=== What to do ===
Your answer must be every line of the data that holds the string "party".

─── Study material ───

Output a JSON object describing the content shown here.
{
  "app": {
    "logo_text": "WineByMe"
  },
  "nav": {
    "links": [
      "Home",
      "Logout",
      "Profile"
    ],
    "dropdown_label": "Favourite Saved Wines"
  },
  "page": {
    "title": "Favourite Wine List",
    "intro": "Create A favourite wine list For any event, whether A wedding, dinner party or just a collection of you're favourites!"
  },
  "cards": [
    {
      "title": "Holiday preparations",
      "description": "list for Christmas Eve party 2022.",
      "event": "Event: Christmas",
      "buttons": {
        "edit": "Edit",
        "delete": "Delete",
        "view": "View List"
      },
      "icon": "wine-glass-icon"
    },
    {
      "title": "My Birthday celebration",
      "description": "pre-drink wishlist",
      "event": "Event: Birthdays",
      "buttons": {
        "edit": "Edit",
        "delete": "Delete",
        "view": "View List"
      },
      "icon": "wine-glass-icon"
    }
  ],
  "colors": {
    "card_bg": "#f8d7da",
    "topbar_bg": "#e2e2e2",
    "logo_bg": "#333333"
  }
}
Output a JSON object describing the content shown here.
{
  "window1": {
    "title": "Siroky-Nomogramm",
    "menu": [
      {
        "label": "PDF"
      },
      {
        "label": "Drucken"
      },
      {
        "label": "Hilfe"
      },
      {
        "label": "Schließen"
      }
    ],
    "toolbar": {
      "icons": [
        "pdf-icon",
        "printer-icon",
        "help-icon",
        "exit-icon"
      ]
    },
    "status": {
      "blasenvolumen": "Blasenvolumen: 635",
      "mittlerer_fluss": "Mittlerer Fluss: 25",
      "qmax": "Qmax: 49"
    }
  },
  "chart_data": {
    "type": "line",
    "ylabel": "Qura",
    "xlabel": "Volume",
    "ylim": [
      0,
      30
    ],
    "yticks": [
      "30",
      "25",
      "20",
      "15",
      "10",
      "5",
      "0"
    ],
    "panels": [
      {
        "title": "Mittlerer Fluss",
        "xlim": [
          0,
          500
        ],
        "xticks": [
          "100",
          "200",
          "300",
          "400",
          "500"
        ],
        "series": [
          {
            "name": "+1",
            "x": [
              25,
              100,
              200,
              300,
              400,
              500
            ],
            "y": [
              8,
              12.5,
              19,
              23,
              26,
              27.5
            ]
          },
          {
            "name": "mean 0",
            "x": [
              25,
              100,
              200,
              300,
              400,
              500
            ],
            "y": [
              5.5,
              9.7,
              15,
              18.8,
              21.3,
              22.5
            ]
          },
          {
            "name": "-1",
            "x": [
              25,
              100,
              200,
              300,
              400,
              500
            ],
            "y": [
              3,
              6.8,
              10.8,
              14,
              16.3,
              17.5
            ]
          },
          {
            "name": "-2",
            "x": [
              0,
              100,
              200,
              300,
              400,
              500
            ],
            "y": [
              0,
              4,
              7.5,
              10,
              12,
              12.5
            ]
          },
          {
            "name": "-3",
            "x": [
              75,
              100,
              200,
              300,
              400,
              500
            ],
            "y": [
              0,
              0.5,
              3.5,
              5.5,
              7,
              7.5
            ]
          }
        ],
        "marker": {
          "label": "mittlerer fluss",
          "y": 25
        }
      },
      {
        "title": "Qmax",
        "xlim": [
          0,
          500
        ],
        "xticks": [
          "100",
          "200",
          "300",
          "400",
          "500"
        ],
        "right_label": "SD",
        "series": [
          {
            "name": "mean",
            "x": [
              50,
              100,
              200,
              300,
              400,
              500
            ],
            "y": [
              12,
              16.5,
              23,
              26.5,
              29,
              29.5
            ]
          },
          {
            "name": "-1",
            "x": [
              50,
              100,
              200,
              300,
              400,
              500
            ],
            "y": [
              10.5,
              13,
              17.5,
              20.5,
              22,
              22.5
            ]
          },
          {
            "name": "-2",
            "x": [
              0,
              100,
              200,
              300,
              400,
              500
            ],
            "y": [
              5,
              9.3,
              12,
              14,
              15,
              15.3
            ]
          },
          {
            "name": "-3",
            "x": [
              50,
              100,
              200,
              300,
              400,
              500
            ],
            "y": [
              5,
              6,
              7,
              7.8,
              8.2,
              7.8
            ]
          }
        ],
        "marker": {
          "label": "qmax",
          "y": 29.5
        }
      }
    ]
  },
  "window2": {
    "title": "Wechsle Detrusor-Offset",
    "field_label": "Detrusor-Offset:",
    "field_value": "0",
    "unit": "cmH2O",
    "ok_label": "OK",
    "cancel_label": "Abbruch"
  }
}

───

=== Result for this exercise ===
    "intro": "Create A favourite wine list For any event, whether A wedding, dinner party or just a collection of you're favourites!"
      "description": "list for Christmas Eve party 2022.",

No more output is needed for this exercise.